Good intentions do not always lead to good work. It is therefore important to be very aware of how well your project fits into its surroundings and whether or not it may have unintentional effects. The 'Do No Harm' (DNH) approach serves the purpose of adapting measures of humanitarian assistance and development cooperation, in such a fashion that they can increase chances for peace and decrease the chances for war. Therefore it offers a systematic way to do a context analysis.
Within the following self-study course you will get a general overview of the approach and you will learn how to do your own context analysis. The self-study course might be interesting for everybody working in the field of conflict transformation.

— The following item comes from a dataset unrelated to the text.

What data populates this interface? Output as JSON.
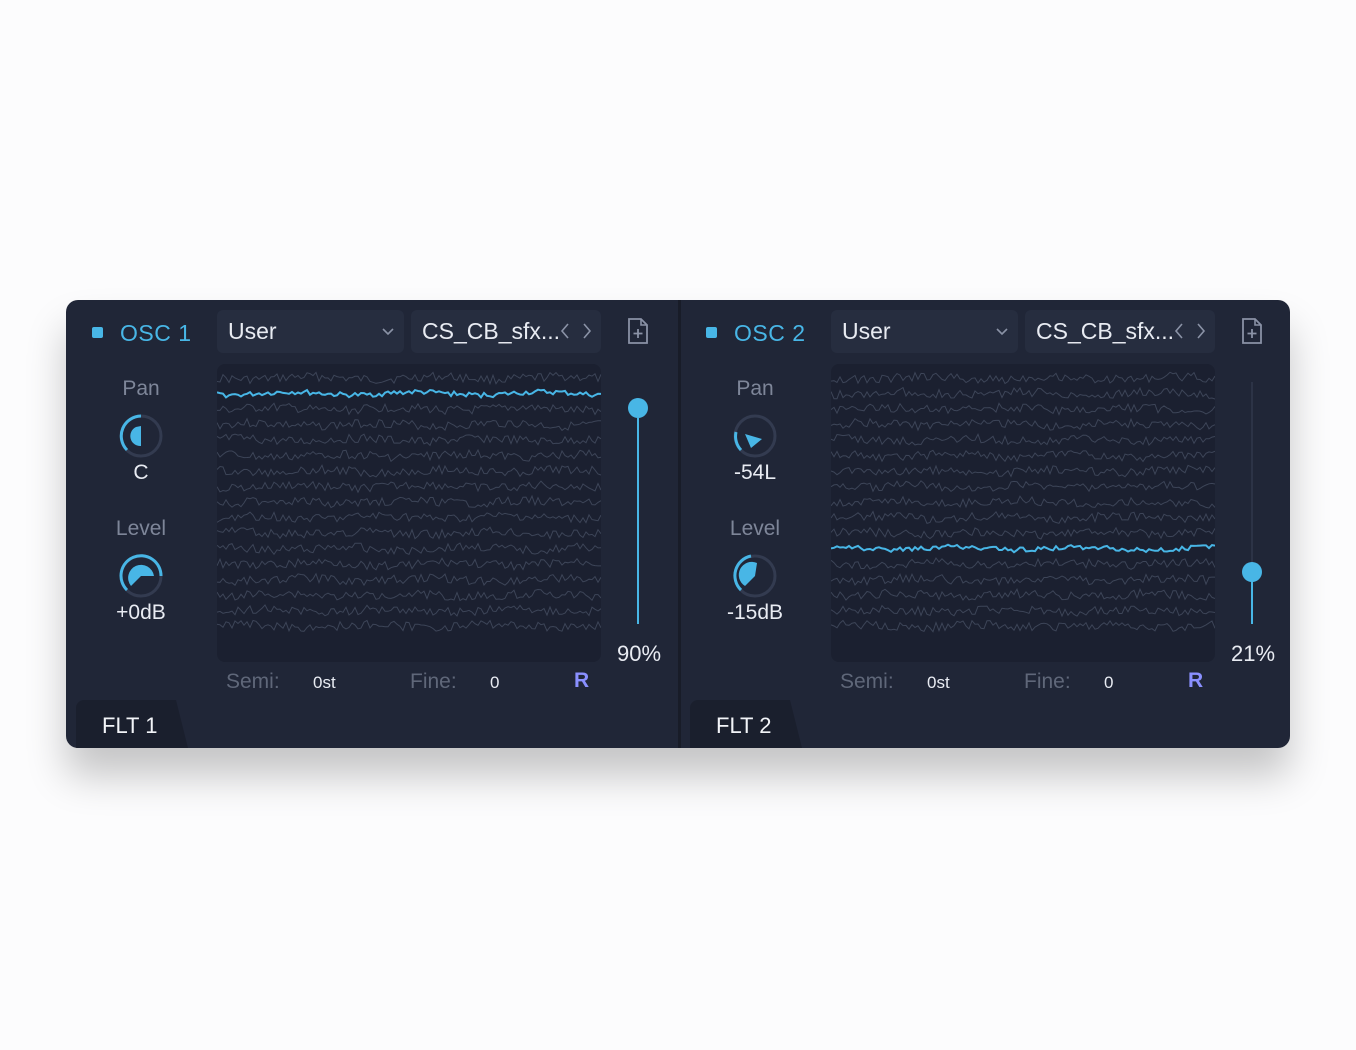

The DNH approach was originally developed by Mary B. Anderson. She was born in the USA in 1939. She studied economics, received her PhD in 1970 and did research as well as practical work in the field of gender and sustainable development for a number of institutes in various countries.

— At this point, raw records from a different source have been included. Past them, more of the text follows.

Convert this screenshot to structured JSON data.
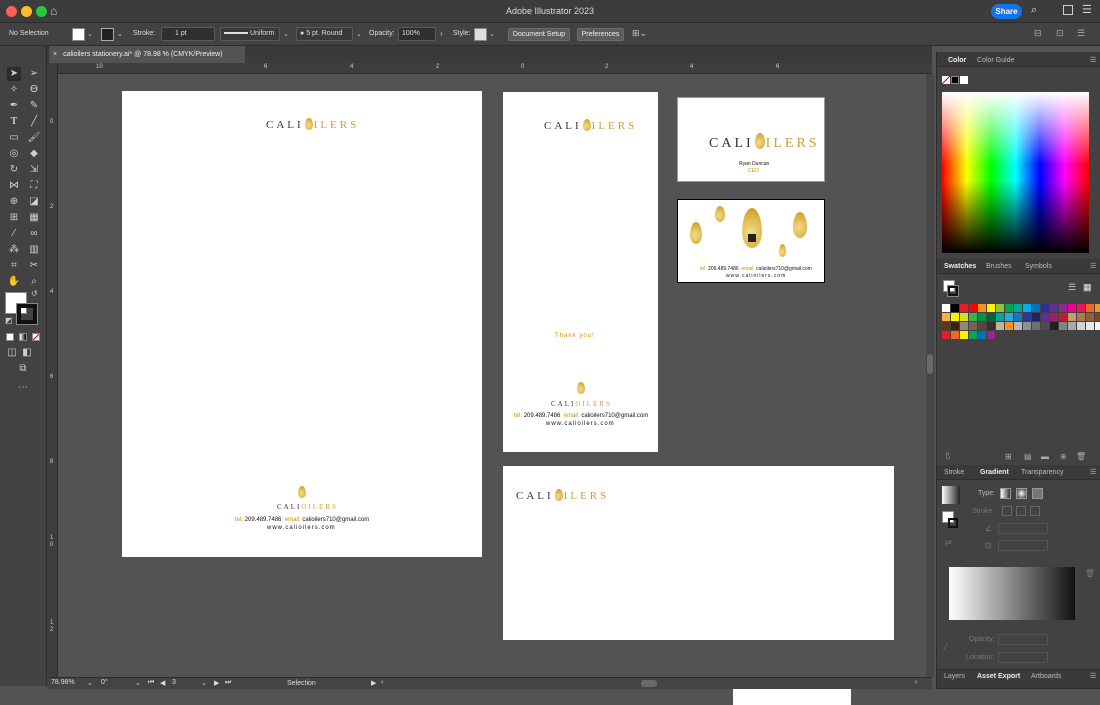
{
  "window": {
    "title": "Adobe Illustrator 2023",
    "share_label": "Share"
  },
  "control_bar": {
    "selection": "No Selection",
    "stroke_label": "Stroke:",
    "stroke_weight": "1 pt",
    "profile": "Uniform",
    "brush": "5 pt. Round",
    "opacity_label": "Opacity:",
    "opacity": "100%",
    "style_label": "Style:",
    "document_setup": "Document Setup",
    "preferences": "Preferences"
  },
  "document": {
    "tab": "calioilers stationery.ai* @ 78.98 % (CMYK/Preview)",
    "ruler_top": [
      "10",
      "6",
      "4",
      "2",
      "0",
      "2",
      "4",
      "6"
    ],
    "ruler_left": [
      "0",
      "2",
      "4",
      "6",
      "8",
      "1\n0",
      "1\n2"
    ]
  },
  "artwork": {
    "logo_left": "CALI",
    "logo_right": "ILERS",
    "name": "Ryan Duncan",
    "role": "CEO",
    "thank_you": "Thank you!",
    "tel_label": "tel:",
    "tel": "209.489.7486",
    "email_label": "email:",
    "email": "calioilers710@gmail.com",
    "website": "www.calioilers.com"
  },
  "status": {
    "zoom": "78.98%",
    "rotation": "0°",
    "artboard": "3",
    "tool": "Selection"
  },
  "panels": {
    "color_tab": "Color",
    "color_guide_tab": "Color Guide",
    "swatches_tab": "Swatches",
    "brushes_tab": "Brushes",
    "symbols_tab": "Symbols",
    "stroke_tab": "Stroke",
    "gradient_tab": "Gradient",
    "transparency_tab": "Transparency",
    "type_label": "Type:",
    "stroke_label": "Stroke:",
    "opacity_label": "Opacity:",
    "location_label": "Location:",
    "layers_tab": "Layers",
    "asset_export_tab": "Asset Export",
    "artboards_tab": "Artboards"
  },
  "colors": {
    "accent_gold": "#c8a03a",
    "share_blue": "#1473e6"
  },
  "swatch_colors": [
    "#ffffff",
    "#000000",
    "#ed1c24",
    "#ff0000",
    "#f7941d",
    "#fff200",
    "#8dc63f",
    "#00a651",
    "#00a99d",
    "#00aeef",
    "#0072bc",
    "#2e3192",
    "#662d91",
    "#92278f",
    "#ec008c",
    "#ed145b",
    "#f26522",
    "#f7941d",
    "#fbb040",
    "#fff200",
    "#d7df23",
    "#39b54a",
    "#009444",
    "#006838",
    "#00a79d",
    "#27aae1",
    "#1c75bc",
    "#2b3990",
    "#262262",
    "#662d91",
    "#9e1f63",
    "#be1e2d",
    "#c69c6d",
    "#a67c52",
    "#8c6239",
    "#754c24",
    "#603913",
    "#42210b",
    "#998675",
    "#736357",
    "#534741",
    "#362f2d",
    "#c7b299",
    "#f7941d",
    "#b8b8b8",
    "#909090",
    "#6d6e71",
    "#4d4d4f",
    "#231f20",
    "#808285",
    "#a7a9ac",
    "#d1d3d4",
    "#e6e7e8",
    "#f1f2f2",
    "#ed1c24",
    "#f26522",
    "#fff200",
    "#00a651",
    "#0072bc",
    "#92278f"
  ]
}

At present, she is president of the „Collaborative for Development Action“ (CDA) in Cambridge, Massachusetts. Since 2007 she is also director of the „Collaborative Learning Project“ (CLP).

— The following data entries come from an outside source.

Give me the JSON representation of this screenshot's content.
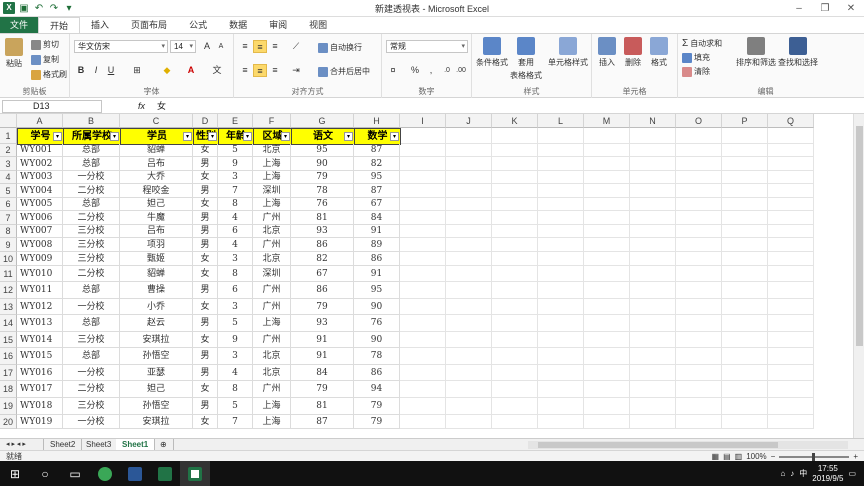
{
  "window": {
    "title": "新建透视表 - Microsoft Excel",
    "qat": [
      "save-icon",
      "undo-icon",
      "redo-icon",
      "customize-icon"
    ]
  },
  "tabs": [
    "文件",
    "开始",
    "插入",
    "页面布局",
    "公式",
    "数据",
    "审阅",
    "视图"
  ],
  "ribbon": {
    "clipboard": {
      "paste": "粘贴",
      "cut": "剪切",
      "copy": "复制",
      "painter": "格式刷",
      "label": "剪贴板"
    },
    "font": {
      "name": "华文仿宋",
      "size": "14",
      "bold": "B",
      "italic": "I",
      "underline": "U",
      "label": "字体"
    },
    "alignment": {
      "wrap": "自动换行",
      "merge": "合并后居中",
      "label": "对齐方式"
    },
    "number": {
      "format": "常规",
      "percent": "%",
      "comma": ",",
      "label": "数字"
    },
    "styles": {
      "conditional": "条件格式",
      "table1": "套用",
      "table2": "表格格式",
      "cell": "单元格样式",
      "label": "样式"
    },
    "cells": {
      "insert": "插入",
      "delete": "删除",
      "format": "格式",
      "label": "单元格"
    },
    "editing": {
      "autosum": "自动求和",
      "fill": "填充",
      "clear": "清除",
      "sort": "排序和筛选",
      "find": "查找和选择",
      "label": "编辑"
    }
  },
  "formula_bar": {
    "name_box": "D13",
    "fx": "fx",
    "value": "女"
  },
  "columns": [
    "A",
    "B",
    "C",
    "D",
    "E",
    "F",
    "G",
    "H",
    "I",
    "J",
    "K",
    "L",
    "M",
    "N",
    "O",
    "P",
    "Q"
  ],
  "table": {
    "headers": [
      "学号",
      "所属学校",
      "学员",
      "性别",
      "年龄",
      "区域",
      "语文",
      "数学"
    ],
    "rows": [
      [
        "WY001",
        "总部",
        "貂蝉",
        "女",
        "5",
        "北京",
        "95",
        "87"
      ],
      [
        "WY002",
        "总部",
        "吕布",
        "男",
        "9",
        "上海",
        "90",
        "82"
      ],
      [
        "WY003",
        "一分校",
        "大乔",
        "女",
        "3",
        "上海",
        "79",
        "95"
      ],
      [
        "WY004",
        "二分校",
        "程咬金",
        "男",
        "7",
        "深圳",
        "78",
        "87"
      ],
      [
        "WY005",
        "总部",
        "妲己",
        "女",
        "8",
        "上海",
        "76",
        "67"
      ],
      [
        "WY006",
        "二分校",
        "牛魔",
        "男",
        "4",
        "广州",
        "81",
        "84"
      ],
      [
        "WY007",
        "三分校",
        "吕布",
        "男",
        "6",
        "北京",
        "93",
        "91"
      ],
      [
        "WY008",
        "三分校",
        "项羽",
        "男",
        "4",
        "广州",
        "86",
        "89"
      ],
      [
        "WY009",
        "三分校",
        "甄姬",
        "女",
        "3",
        "北京",
        "82",
        "86"
      ],
      [
        "WY010",
        "二分校",
        "貂蝉",
        "女",
        "8",
        "深圳",
        "67",
        "91"
      ],
      [
        "WY011",
        "总部",
        "曹操",
        "男",
        "6",
        "广州",
        "86",
        "95"
      ],
      [
        "WY012",
        "一分校",
        "小乔",
        "女",
        "3",
        "广州",
        "79",
        "90"
      ],
      [
        "WY013",
        "总部",
        "赵云",
        "男",
        "5",
        "上海",
        "93",
        "76"
      ],
      [
        "WY014",
        "三分校",
        "安琪拉",
        "女",
        "9",
        "广州",
        "91",
        "90"
      ],
      [
        "WY015",
        "总部",
        "孙悟空",
        "男",
        "3",
        "北京",
        "91",
        "78"
      ],
      [
        "WY016",
        "一分校",
        "亚瑟",
        "男",
        "4",
        "北京",
        "84",
        "86"
      ],
      [
        "WY017",
        "二分校",
        "妲己",
        "女",
        "8",
        "广州",
        "79",
        "94"
      ],
      [
        "WY018",
        "三分校",
        "孙悟空",
        "男",
        "5",
        "上海",
        "81",
        "79"
      ],
      [
        "WY019",
        "一分校",
        "安琪拉",
        "女",
        "7",
        "上海",
        "87",
        "79"
      ]
    ],
    "row_numbers": [
      "1",
      "2",
      "3",
      "4",
      "5",
      "6",
      "7",
      "8",
      "9",
      "10",
      "11",
      "12",
      "13",
      "14",
      "15",
      "16",
      "17",
      "18",
      "19",
      "20"
    ]
  },
  "sheets": [
    "Sheet2",
    "Sheet3",
    "Sheet1"
  ],
  "active_sheet": "Sheet1",
  "status": {
    "ready": "就绪",
    "zoom": "100%",
    "zoom_minus": "−",
    "zoom_plus": "+"
  },
  "taskbar": {
    "time": "17:55",
    "date": "2019/9/5",
    "ime": "中"
  }
}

Anderson has initiated groundbreaking research in the field on conflict transformation and has written a number of books, among them „Do No Harm. How Aid Can Support Peace – or War“, „Confronting War. Critical Lessons for Peace Practitioners“ and „Reflecting on Peace Practice".
Based on the work of Anderson the following self-study course was created by the Academy for Conflict Transformation.